December 28, 2003

It's a Mad, Mad Cow

Hello. My name is Heather. I'll be the host of this blog. Again.

Been without Internet access for about 24 hours, and with the holidays and stuff, I've lost immediacy with the whole mad cow story. But, of course, others have put into print (at least on screen) their thoughts.

First I read was Kevin at Wizbang in his post Mad Cow Patties, and it covers the political bent taken on this issue. Evidently, Dr. Howard Dean points his parentally shaking finger at the Bush administration for not being able to immediately immobilize and something like magnetically (and instantly) recall any other of the bovine persuasion that may be affected. Oh, please. Eric Schlosser was seriously yapping (eloquently, I might add - that's not an affront) in his book Fast Food Nation, and that was released in 2001. That means it was written the previous year or two years.
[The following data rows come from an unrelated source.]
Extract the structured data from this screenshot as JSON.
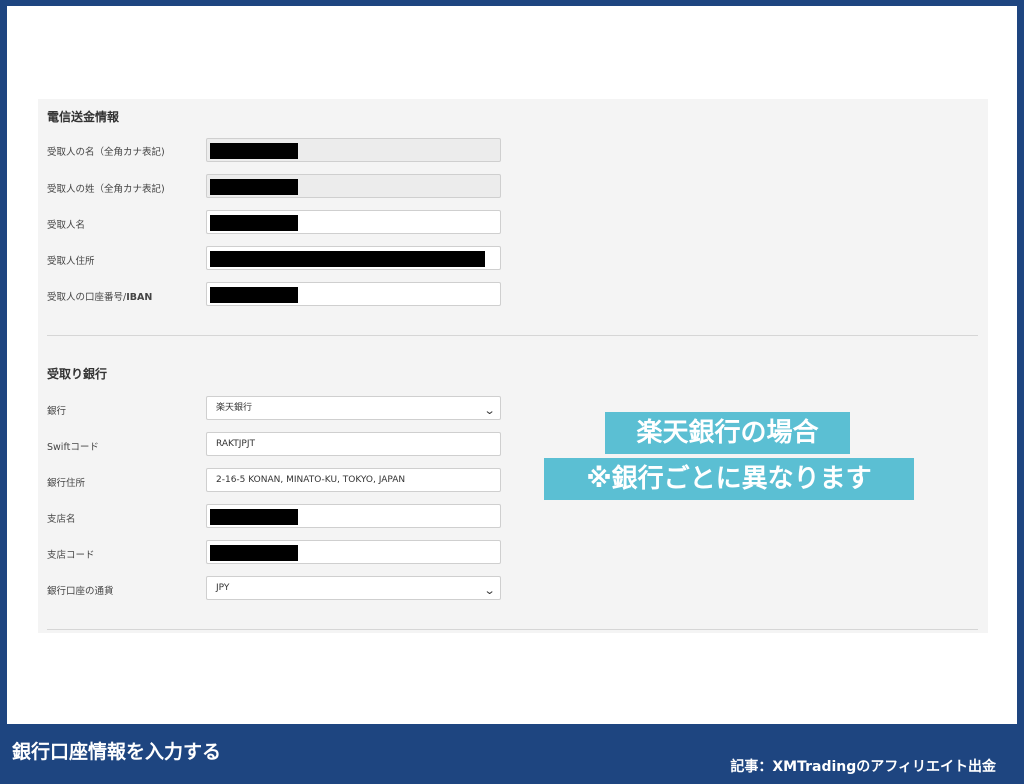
{
  "wire_section": {
    "title": "電信送金情報",
    "rows": [
      {
        "label": "受取人の名（全角カナ表記)",
        "value": ""
      },
      {
        "label": "受取人の姓（全角カナ表記)",
        "value": ""
      },
      {
        "label": "受取人名",
        "value": ""
      },
      {
        "label": "受取人住所",
        "value": ""
      },
      {
        "label_prefix": "受取人の口座番号/",
        "label_bold": "IBAN",
        "value": ""
      }
    ]
  },
  "bank_section": {
    "title": "受取り銀行",
    "rows": [
      {
        "label": "銀行",
        "value": "楽天銀行"
      },
      {
        "label": "Swiftコード",
        "value": "RAKTJPJT"
      },
      {
        "label": "銀行住所",
        "value": "2-16-5 KONAN, MINATO-KU, TOKYO, JAPAN"
      },
      {
        "label": "支店名",
        "value": ""
      },
      {
        "label": "支店コード",
        "value": ""
      },
      {
        "label": "銀行口座の通貨",
        "value": "JPY"
      }
    ]
  },
  "callout": {
    "line1": "楽天銀行の場合",
    "line2": "※銀行ごとに異なります"
  },
  "footer": {
    "left": "銀行口座情報を入力する",
    "right": "記事：XMTradingのアフィリエイト出金"
  },
  "colors": {
    "frame": "#1e4580",
    "callout": "#5bbfd3",
    "panel": "#f4f4f4"
  },
  "icons": {
    "select_arrow": "chevron-down-icon",
    "redaction": "black-redaction-bar"
  }
}
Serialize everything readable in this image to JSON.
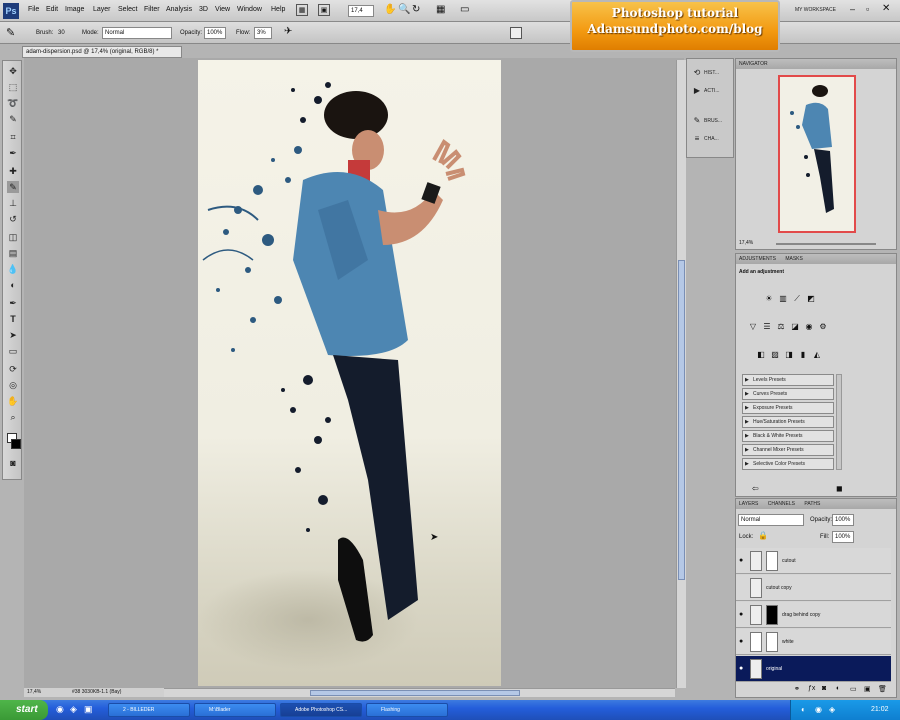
{
  "menu": {
    "logo": "Ps",
    "items": [
      "File",
      "Edit",
      "Image",
      "Layer",
      "Select",
      "Filter",
      "Analysis",
      "3D",
      "View",
      "Window",
      "Help"
    ],
    "zoom": "17,4",
    "workspace": "MY WORKSPACE"
  },
  "options": {
    "brush_label": "Brush:",
    "brush_size": "30",
    "mode_label": "Mode:",
    "mode_value": "Normal",
    "opacity_label": "Opacity:",
    "opacity_value": "100%",
    "flow_label": "Flow:",
    "flow_value": "3%"
  },
  "banner": {
    "line1": "Photoshop tutorial",
    "line2": "Adamsundphoto.com/blog"
  },
  "document": {
    "tab": "adam-dispersion.psd @ 17,4% (original, RGB/8) *",
    "status_zoom": "17,4%",
    "status_doc": "#38 3030KB-1.1 (Bay)"
  },
  "dock_buttons": [
    "HIST...",
    "ACTI...",
    "BRUS...",
    "CHA..."
  ],
  "navigator": {
    "title": "NAVIGATOR",
    "zoom": "17,4%"
  },
  "adjustments": {
    "tabs": [
      "ADJUSTMENTS",
      "MASKS"
    ],
    "hint": "Add an adjustment",
    "presets": [
      "Levels Presets",
      "Curves Presets",
      "Exposure Presets",
      "Hue/Saturation Presets",
      "Black & White Presets",
      "Channel Mixer Presets",
      "Selective Color Presets"
    ]
  },
  "layers": {
    "tabs": [
      "LAYERS",
      "CHANNELS",
      "PATHS"
    ],
    "blend_mode": "Normal",
    "opacity_label": "Opacity:",
    "opacity_value": "100%",
    "lock_label": "Lock:",
    "fill_label": "Fill:",
    "fill_value": "100%",
    "items": [
      "cutout",
      "cutout copy",
      "drag behind copy",
      "white",
      "original"
    ]
  },
  "taskbar": {
    "start": "start",
    "tasks": [
      "2 - BILLEDER",
      "M:\\Blader",
      "Adobe Photoshop CS...",
      "Flashing"
    ],
    "clock": "21:02"
  },
  "colors": {
    "accent": "#f39a11",
    "selected_layer": "#0a1a5a",
    "taskbar": "#245edb"
  }
}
Mr. Dean, meet Mr. Schlosser. For more on that, I reviewed the book earlier.

Kevin's nicer than I am. He says:
    Instant traceability would be nice, but would have had no effect on the foreign boycotts of U.S. product. Nations have enacted immediate bans on our beef product just has we have done with Canadian beef and British beef before that. Whether or not we could instantly identify the history of the infected animal would have ZERO impact on bans. Immediate bans are a politically easy and popular mechanism to quell domestic uneasiness. Being able to block imports for good cause is also popular because it makes money for domestic producers; just ask US beef producers coming off their best year ever partially due to the ban on Canadian imports.
And he's absolutely right on the money here. It's as if everything changed in that second when the disease was identified. Ack! Panic! What else could be lurking?

And as to the sufferance of the beef industry, from a foreign standpoint, yes. Kevin again:
    Taxpayers are already supporting the cattle industry and farming in general with a byzantine myriad of federal programs. As many have pointed out the industry has lobbied against the kinds of controls now being called for, so a good case could be made for the fact that they made their bed and should now lie in it.
Ah, industry responsibility. "We can self-police." "Oops."

I'm going to segue for just a bit - yesterday I purchased the book known as Portrait of a Burger as a Young Calf. Very small print, this one. It may be good it's in paperback. Publisher's Weekly calls it "A more generous view of the beef industry than Eric Schlosser's recent Fast Food absorbing first-hand account." Somebody get me a copy of The Jungle for my birthday in July?

But, excuse, me for a moment. I have to go shake the steaks in the marinade. Moo.


Posted by hln at December 28, 2003 05:13 PM | Health | TrackBack


Posted by: Pixy Misa at December 29, 2003 03:57 AM